Among the entries below, find the lines with the word "this" and return them.
------------------------------------------------------------------------
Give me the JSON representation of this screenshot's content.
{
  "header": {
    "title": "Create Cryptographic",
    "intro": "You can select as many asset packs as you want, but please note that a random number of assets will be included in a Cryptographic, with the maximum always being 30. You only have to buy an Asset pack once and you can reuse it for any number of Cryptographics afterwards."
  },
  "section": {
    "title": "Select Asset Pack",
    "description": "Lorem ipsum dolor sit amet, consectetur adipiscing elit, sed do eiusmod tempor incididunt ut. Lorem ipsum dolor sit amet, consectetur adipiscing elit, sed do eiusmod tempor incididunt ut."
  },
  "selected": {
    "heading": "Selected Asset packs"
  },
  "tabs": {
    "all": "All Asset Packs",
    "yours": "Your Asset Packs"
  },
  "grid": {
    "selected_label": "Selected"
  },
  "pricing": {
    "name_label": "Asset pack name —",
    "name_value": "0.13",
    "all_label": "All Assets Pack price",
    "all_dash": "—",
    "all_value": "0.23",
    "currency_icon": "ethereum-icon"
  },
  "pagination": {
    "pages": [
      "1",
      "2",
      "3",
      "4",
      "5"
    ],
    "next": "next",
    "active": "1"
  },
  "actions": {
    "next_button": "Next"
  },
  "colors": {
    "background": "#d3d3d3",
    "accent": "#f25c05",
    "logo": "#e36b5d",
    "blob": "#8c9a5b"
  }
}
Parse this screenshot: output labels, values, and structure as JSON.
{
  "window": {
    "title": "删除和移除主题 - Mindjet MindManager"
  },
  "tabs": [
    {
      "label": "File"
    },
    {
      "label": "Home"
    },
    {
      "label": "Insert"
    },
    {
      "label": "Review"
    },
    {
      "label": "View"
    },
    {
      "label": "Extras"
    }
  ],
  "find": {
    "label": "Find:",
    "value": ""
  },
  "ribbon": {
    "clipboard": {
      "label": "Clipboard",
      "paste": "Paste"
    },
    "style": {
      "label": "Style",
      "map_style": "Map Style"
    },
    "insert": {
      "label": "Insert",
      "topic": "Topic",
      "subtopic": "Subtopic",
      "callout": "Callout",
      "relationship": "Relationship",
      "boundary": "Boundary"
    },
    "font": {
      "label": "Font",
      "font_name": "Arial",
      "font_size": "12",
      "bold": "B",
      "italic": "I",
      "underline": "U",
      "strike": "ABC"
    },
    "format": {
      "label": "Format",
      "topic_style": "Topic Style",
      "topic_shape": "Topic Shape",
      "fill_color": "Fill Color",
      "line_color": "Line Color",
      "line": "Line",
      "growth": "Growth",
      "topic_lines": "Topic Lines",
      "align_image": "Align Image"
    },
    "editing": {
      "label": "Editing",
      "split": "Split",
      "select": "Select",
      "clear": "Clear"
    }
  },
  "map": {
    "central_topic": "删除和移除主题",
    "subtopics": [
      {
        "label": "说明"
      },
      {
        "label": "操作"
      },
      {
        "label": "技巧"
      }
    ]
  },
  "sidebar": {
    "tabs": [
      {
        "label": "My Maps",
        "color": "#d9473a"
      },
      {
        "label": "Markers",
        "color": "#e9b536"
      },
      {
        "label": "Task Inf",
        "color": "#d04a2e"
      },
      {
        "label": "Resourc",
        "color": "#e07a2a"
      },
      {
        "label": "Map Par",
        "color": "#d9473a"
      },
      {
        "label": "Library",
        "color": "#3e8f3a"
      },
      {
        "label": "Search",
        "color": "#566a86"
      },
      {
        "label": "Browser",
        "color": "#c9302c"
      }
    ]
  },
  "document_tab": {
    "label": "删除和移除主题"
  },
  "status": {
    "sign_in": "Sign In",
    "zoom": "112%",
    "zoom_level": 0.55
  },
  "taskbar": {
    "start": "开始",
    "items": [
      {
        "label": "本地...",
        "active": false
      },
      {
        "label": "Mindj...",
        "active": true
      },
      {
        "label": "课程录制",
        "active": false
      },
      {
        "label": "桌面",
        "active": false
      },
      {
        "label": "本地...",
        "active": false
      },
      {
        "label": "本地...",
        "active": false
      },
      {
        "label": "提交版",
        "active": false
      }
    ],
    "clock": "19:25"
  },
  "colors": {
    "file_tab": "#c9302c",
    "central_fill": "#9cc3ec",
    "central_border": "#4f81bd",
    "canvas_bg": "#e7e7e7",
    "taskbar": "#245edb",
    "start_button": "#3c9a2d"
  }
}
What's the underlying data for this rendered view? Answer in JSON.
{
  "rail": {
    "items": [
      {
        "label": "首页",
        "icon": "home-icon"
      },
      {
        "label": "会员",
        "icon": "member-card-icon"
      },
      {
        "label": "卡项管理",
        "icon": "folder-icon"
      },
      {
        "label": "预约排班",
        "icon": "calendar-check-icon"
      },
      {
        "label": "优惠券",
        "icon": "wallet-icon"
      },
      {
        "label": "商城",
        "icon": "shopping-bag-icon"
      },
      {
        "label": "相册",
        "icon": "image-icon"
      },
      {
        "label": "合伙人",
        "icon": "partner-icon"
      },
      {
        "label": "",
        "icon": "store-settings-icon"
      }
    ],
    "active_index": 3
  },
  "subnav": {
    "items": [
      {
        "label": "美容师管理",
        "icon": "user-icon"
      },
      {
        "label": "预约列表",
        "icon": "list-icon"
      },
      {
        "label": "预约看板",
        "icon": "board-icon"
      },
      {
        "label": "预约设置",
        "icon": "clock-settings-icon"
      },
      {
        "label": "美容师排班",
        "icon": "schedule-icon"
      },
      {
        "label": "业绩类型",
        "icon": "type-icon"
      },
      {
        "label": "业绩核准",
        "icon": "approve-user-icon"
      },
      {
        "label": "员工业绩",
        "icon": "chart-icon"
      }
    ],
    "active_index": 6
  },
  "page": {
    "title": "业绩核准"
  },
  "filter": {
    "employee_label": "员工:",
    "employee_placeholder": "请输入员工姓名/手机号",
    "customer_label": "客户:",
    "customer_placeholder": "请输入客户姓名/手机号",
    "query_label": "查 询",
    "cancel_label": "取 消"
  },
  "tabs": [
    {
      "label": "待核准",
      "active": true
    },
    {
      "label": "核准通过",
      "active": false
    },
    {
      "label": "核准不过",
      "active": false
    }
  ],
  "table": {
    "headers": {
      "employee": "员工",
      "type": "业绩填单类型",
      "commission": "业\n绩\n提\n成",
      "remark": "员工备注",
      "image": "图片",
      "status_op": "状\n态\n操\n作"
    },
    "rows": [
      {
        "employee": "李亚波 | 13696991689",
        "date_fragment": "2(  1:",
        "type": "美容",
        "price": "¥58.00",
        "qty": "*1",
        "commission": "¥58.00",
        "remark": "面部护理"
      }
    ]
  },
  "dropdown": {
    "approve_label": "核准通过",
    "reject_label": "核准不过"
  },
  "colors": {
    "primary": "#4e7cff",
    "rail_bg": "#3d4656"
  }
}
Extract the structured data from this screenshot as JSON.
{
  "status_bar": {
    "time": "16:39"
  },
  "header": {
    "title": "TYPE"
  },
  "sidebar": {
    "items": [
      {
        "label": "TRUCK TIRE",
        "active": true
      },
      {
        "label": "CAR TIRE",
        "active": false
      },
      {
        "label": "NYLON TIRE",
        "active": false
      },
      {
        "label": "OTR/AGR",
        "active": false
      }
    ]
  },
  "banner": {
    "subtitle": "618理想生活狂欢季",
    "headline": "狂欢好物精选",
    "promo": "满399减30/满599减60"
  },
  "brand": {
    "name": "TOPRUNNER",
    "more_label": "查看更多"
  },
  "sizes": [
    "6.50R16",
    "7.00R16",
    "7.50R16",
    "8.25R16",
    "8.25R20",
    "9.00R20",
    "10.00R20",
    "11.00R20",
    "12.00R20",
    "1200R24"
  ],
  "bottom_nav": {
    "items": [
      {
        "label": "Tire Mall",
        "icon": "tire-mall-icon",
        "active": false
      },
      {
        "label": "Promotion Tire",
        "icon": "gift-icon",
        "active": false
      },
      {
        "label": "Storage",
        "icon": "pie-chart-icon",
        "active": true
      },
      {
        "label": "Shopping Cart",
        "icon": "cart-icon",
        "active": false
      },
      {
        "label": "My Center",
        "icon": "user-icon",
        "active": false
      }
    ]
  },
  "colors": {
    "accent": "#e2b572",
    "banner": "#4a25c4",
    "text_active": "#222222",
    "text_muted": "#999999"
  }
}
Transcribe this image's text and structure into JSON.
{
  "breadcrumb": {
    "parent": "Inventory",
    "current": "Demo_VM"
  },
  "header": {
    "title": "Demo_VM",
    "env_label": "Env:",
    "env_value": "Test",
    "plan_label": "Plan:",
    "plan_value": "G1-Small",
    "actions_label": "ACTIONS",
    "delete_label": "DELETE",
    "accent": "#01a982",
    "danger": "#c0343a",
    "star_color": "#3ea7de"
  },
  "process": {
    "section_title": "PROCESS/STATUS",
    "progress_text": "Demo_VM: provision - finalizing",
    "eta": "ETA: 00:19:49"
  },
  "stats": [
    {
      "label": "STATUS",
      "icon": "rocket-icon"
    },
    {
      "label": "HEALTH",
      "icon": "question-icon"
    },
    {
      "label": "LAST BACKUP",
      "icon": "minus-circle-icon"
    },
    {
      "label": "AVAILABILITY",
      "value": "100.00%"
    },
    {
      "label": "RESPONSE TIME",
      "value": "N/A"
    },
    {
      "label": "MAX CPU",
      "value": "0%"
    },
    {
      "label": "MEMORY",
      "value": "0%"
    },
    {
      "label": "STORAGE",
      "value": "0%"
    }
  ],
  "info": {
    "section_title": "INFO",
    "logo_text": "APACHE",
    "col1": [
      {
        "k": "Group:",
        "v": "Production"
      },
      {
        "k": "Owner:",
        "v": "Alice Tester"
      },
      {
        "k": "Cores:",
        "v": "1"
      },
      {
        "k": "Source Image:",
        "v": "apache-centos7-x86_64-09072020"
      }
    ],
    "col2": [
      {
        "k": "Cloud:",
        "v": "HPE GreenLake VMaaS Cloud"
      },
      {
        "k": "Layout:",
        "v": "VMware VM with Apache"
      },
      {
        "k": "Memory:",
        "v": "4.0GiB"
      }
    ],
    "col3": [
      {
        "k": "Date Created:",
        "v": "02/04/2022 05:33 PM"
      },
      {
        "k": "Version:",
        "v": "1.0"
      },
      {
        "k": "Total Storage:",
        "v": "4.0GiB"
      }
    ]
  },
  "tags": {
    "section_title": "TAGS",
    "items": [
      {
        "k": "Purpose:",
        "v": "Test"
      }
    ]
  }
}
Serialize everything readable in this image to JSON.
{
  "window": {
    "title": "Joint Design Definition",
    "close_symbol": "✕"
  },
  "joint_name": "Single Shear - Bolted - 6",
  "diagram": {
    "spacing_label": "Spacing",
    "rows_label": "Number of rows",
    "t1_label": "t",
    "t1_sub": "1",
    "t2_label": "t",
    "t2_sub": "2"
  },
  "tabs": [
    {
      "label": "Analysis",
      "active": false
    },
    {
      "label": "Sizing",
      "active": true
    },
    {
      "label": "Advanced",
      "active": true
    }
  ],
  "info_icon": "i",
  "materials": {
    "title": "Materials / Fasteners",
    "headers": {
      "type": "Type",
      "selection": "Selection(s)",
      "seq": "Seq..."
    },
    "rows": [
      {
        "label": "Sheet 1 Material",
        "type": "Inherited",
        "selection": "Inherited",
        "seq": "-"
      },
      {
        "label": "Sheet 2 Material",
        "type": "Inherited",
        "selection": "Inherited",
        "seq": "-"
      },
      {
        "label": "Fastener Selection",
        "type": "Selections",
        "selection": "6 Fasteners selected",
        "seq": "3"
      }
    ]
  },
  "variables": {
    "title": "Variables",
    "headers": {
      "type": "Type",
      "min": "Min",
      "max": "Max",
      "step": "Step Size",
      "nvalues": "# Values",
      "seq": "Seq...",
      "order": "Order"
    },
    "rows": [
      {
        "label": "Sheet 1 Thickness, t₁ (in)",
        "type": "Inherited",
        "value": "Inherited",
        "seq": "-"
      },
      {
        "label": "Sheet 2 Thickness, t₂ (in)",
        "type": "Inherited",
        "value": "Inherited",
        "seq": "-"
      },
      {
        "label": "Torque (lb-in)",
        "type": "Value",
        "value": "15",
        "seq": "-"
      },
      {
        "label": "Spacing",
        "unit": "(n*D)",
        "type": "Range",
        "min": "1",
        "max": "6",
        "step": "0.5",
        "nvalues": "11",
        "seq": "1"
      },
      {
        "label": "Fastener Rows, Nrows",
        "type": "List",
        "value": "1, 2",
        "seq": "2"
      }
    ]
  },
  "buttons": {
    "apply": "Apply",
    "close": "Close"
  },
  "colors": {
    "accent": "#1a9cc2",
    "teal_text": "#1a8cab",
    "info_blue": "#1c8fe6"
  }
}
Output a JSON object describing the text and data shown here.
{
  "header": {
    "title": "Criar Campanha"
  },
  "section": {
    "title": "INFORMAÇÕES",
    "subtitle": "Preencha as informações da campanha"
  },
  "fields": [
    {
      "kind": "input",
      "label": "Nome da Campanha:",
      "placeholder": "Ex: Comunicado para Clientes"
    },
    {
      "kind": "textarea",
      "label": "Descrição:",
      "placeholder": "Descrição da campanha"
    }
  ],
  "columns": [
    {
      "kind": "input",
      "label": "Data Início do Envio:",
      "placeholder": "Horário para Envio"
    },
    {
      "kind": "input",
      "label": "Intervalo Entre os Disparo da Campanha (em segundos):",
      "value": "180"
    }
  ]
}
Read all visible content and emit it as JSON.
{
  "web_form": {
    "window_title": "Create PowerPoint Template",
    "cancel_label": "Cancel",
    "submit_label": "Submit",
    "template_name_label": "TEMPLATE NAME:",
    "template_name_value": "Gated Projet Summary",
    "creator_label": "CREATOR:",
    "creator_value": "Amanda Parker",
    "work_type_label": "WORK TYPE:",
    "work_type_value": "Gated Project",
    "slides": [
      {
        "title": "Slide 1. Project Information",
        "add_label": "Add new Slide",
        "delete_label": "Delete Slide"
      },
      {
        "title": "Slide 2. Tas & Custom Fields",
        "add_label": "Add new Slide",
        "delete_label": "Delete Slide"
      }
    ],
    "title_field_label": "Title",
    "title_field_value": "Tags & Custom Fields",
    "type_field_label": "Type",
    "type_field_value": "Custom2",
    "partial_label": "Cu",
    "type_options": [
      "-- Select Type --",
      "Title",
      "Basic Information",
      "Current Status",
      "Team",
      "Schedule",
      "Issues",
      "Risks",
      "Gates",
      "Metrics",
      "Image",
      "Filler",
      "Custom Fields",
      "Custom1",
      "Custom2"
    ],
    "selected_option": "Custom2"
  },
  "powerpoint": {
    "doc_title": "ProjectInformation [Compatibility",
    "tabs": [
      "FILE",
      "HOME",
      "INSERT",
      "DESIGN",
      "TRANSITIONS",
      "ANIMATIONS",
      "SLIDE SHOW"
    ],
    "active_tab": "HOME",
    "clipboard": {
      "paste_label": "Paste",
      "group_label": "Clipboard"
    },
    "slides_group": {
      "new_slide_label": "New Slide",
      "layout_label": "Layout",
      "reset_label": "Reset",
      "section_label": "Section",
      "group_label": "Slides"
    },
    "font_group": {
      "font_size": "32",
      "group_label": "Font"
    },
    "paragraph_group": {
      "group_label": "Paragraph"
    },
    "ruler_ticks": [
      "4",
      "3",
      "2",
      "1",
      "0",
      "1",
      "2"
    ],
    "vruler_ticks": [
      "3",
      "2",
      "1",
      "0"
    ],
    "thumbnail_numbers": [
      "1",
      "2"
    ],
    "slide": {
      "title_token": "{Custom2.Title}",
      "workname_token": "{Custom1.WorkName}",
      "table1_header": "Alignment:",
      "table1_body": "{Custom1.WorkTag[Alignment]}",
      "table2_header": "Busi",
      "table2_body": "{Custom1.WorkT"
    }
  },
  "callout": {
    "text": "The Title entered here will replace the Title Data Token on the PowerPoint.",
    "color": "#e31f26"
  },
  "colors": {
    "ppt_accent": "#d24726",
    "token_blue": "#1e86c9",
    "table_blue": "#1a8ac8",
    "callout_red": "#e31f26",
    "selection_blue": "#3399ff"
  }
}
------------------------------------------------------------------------
WRITTEN SOLUTION:
Give me the JSON representation of this screenshot's content.
Parse this screenshot: output labels, values, and structure as JSON.
What's the underlying data for this rendered view? Answer in JSON.
Extract the structured data from this screenshot as JSON.
Transcribe this image's text and structure into JSON.
Serialize everything readable in this image to JSON.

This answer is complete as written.